We’re waiting with bated breath to see how the Tokyo 2020 Summer Olympic and Paralympic Games pan out against the backdrop of Coronavirus, as Japan declares a state of emergency with two weeks to go. Last month a poll by national newspaper Asahi Shimbun found the majority of the Japanese public (83%) did not want the Games to go ahead in Tokyo this summer. However, the decision lies in the hands of the IOC, not the host city.

The IOC is set on the Games going ahead, maintaining that, regardless of the Coronavirus situation in Japan, they will ensure the Games are safe. This was a position they set out in May but that is now hard for them to return from should they want to, which there is little evidence for given the financial implications of the Games not going ahead. An article in Japan Today suggests that cancelling could cost the IOC between $3 billion and $4 billion in broadcast rights income.

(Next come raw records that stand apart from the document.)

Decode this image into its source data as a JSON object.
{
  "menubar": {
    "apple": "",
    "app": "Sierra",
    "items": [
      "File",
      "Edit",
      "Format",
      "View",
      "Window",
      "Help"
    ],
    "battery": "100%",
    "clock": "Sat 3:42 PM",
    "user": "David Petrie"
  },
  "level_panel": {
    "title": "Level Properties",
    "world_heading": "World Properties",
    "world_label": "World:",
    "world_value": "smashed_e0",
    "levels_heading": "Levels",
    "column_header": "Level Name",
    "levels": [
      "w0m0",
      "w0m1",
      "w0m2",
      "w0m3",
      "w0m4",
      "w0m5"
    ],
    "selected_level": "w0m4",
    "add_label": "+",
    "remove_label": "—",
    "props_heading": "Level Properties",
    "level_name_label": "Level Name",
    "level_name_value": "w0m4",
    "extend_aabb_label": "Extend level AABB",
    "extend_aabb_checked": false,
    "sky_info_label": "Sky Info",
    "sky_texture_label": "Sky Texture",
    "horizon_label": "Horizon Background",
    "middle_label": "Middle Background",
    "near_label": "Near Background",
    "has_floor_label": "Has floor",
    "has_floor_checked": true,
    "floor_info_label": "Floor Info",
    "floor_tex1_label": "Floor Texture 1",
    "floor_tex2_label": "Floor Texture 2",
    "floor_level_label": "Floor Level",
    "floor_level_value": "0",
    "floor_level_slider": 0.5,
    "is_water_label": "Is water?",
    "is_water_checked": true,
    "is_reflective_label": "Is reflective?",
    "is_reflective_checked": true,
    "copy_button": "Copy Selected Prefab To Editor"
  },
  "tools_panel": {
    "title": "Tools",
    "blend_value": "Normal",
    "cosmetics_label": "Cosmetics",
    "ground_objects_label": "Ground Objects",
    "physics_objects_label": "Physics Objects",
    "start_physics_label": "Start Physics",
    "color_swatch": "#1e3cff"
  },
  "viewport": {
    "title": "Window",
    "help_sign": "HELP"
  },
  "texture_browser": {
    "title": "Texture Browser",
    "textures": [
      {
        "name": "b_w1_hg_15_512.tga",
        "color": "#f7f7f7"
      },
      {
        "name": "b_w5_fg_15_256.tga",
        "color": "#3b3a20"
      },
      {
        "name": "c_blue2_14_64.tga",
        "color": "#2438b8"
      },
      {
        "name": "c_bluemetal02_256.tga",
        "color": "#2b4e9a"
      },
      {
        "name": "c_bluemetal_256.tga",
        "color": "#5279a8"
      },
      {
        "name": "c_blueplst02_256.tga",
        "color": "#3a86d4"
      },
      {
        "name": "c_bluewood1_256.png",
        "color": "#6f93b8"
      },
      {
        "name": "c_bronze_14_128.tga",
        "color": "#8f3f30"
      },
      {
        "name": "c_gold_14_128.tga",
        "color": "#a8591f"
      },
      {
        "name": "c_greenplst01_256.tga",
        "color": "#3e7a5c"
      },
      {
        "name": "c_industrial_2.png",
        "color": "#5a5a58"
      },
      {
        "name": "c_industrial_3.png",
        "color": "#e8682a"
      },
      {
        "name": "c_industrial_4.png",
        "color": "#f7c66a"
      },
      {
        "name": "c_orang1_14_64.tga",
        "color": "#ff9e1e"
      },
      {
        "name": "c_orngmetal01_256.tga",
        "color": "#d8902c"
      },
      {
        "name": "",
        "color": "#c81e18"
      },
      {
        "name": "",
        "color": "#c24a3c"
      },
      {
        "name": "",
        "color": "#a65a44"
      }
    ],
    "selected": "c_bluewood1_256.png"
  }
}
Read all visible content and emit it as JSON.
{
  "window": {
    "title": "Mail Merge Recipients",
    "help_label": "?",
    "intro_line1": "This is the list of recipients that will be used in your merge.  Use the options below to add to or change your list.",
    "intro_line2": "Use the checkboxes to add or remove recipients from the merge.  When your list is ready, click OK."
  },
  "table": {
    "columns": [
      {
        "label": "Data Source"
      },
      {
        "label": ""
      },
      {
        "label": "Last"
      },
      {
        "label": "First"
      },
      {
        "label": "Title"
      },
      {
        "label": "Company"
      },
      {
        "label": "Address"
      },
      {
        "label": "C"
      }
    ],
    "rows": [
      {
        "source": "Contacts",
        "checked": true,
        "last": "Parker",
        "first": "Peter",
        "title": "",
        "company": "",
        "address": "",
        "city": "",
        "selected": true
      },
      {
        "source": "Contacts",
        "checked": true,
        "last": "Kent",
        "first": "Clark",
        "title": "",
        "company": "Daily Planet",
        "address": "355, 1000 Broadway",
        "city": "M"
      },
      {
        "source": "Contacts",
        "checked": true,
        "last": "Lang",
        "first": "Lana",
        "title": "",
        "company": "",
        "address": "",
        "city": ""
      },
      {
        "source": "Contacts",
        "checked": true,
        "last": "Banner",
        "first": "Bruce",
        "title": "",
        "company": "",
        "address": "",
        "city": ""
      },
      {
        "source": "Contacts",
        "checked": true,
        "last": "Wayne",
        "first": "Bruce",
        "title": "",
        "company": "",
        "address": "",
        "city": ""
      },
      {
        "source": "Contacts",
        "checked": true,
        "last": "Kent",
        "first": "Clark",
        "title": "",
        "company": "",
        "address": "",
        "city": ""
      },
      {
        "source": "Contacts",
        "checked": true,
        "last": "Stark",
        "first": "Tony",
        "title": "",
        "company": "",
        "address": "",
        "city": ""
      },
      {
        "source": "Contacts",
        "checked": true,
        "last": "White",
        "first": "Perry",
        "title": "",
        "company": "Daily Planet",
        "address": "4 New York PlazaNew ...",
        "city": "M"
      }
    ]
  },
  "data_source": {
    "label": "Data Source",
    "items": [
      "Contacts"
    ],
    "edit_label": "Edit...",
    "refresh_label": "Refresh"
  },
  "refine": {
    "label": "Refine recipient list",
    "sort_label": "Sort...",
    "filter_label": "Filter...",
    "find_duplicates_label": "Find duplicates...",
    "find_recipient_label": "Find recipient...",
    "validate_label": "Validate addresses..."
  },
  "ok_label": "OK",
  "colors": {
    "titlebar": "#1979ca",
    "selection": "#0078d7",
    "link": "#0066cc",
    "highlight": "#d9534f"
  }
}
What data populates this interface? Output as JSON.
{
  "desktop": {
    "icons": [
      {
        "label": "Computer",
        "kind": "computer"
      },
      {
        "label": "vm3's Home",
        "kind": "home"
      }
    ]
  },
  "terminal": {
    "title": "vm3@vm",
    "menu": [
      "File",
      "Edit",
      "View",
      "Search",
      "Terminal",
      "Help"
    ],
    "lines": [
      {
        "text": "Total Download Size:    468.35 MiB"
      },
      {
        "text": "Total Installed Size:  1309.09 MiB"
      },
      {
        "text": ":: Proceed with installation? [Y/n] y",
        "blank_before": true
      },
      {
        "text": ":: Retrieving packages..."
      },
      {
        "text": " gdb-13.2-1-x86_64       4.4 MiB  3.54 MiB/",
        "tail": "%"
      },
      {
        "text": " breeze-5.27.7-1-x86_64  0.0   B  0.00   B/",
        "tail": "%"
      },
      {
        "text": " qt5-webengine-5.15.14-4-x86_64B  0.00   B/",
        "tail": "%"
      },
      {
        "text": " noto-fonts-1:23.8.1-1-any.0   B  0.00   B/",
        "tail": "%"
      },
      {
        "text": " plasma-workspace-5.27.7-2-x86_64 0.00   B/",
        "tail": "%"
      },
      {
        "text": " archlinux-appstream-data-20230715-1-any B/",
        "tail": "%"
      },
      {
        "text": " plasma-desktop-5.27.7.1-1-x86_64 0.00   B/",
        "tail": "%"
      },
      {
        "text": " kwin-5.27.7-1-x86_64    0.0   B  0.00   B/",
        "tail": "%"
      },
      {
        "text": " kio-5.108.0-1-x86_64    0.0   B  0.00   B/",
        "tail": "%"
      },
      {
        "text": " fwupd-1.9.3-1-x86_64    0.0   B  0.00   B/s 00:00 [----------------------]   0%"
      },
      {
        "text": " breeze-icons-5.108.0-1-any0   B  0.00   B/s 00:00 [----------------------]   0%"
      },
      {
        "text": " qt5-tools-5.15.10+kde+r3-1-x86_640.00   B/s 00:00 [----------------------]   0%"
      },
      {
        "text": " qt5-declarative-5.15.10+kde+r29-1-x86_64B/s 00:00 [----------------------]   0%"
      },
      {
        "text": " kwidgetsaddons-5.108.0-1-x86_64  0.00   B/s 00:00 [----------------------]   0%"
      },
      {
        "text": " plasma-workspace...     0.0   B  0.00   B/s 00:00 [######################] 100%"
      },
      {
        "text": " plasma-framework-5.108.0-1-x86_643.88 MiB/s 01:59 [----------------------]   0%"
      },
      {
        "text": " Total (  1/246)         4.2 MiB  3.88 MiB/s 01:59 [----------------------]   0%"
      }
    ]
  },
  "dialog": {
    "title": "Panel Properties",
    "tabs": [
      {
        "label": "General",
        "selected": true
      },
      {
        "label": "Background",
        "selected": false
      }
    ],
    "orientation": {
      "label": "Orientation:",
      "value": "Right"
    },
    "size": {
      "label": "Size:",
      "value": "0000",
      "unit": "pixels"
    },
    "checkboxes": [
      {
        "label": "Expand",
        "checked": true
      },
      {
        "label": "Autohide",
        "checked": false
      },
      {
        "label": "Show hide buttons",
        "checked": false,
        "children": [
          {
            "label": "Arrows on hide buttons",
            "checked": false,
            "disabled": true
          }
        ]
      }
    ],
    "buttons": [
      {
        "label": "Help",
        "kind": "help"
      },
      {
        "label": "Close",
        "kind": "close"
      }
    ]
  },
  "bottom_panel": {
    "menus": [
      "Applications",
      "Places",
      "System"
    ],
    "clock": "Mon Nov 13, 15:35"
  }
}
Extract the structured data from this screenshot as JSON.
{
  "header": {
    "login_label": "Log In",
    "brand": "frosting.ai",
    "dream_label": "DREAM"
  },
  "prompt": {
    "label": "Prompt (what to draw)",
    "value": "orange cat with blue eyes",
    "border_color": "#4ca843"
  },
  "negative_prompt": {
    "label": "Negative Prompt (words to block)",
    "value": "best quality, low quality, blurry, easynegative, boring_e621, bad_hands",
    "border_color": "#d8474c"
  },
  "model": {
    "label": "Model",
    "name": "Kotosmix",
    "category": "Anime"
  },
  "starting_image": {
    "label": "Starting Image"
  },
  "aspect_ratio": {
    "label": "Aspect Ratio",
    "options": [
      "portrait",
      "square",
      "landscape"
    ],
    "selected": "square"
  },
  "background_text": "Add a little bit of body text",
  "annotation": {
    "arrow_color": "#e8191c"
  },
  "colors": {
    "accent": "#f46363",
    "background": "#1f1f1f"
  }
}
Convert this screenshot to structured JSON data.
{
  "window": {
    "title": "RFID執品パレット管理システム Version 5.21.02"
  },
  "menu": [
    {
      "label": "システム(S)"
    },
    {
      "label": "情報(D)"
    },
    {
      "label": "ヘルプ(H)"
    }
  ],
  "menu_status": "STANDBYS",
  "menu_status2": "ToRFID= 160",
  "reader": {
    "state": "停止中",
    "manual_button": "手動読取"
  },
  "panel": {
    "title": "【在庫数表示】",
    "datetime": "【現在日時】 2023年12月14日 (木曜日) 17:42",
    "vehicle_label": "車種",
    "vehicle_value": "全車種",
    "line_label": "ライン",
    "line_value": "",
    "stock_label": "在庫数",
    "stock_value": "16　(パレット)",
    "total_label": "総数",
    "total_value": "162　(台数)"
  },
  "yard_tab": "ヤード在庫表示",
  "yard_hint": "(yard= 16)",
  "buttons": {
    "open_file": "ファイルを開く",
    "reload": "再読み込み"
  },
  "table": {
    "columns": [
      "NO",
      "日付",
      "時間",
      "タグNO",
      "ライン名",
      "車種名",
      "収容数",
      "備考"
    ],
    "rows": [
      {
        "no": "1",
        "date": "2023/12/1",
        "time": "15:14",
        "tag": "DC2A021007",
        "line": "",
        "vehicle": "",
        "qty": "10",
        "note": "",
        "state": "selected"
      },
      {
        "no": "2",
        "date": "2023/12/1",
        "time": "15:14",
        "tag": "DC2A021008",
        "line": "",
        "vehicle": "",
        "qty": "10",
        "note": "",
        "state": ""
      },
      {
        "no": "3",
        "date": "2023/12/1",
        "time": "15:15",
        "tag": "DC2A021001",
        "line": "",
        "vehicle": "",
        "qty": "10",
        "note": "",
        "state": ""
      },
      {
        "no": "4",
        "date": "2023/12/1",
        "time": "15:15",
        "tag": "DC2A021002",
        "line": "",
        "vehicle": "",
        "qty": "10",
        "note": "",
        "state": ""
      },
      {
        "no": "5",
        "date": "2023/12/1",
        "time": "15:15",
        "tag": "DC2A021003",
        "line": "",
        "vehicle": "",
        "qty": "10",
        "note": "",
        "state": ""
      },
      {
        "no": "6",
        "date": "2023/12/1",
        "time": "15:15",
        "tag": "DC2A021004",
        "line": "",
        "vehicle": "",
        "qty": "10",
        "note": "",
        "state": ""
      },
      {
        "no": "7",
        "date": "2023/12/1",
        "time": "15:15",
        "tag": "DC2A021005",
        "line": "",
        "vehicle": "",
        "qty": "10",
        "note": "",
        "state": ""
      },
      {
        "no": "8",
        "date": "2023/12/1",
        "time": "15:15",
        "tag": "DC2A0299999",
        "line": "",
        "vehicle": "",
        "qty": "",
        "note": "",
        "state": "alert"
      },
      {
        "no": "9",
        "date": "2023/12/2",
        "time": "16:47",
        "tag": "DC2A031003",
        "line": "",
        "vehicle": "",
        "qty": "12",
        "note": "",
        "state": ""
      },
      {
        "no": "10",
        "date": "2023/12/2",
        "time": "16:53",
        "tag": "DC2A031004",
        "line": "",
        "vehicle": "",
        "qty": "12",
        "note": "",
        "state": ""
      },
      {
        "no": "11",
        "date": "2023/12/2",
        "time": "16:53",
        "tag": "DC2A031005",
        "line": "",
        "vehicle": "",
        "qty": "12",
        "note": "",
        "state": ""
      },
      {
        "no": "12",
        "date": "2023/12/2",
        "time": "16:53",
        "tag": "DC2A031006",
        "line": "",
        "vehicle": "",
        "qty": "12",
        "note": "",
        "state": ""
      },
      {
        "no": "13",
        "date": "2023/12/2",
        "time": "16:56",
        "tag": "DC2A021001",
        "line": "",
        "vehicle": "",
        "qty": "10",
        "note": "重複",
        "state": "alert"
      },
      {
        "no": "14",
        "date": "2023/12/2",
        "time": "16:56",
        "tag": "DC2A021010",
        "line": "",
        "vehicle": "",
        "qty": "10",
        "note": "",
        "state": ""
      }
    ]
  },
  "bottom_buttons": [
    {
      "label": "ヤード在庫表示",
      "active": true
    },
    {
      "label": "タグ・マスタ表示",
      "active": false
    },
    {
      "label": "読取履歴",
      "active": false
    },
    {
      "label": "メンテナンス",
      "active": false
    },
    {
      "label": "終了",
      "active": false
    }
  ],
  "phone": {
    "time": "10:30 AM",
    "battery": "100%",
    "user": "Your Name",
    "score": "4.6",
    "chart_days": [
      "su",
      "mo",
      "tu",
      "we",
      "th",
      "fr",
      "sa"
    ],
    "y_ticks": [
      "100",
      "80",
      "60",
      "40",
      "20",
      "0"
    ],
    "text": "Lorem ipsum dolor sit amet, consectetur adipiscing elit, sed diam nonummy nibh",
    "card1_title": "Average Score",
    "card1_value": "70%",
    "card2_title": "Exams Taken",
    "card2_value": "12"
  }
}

In a bid to keep people safe, Tokyo will hold the first ever TV-only Olympics, meaning those all-important broadcast rights deals are now the only way fans will get to see the action. Tapping into its Eurosport content arm, in the UK Discovery is betting big on the Olympics to boost subscribers to its streaming service discovery+. As well as securing former Team GB heroes to present the Olympic Games, discovery+ is partnering with Vodafone to offer six months of discovery+ Entertainment for free to every pay monthly customer. In the US, across all its networks and platforms, NBCU is planning on offering twice as much coverage as discovery+ in the UK – with 7,000 hours of coverage, including showcasing the most popular events on their streaming service, Peacock, and partnering with Twitch to create customised, gamified content.

Live sport makes for such great viewing because no one knows the outcome, we understand the format but are almost always in for a surprise, it makes for great entertainment. But the Olympics isn’t just great entertainment, the IOC describes the Olympic spirit as one of mutual understanding, friendship, solidarity, and fair play. As well as a bit of light respite, couldn’t we all do with some more of the Olympic Spirit right now?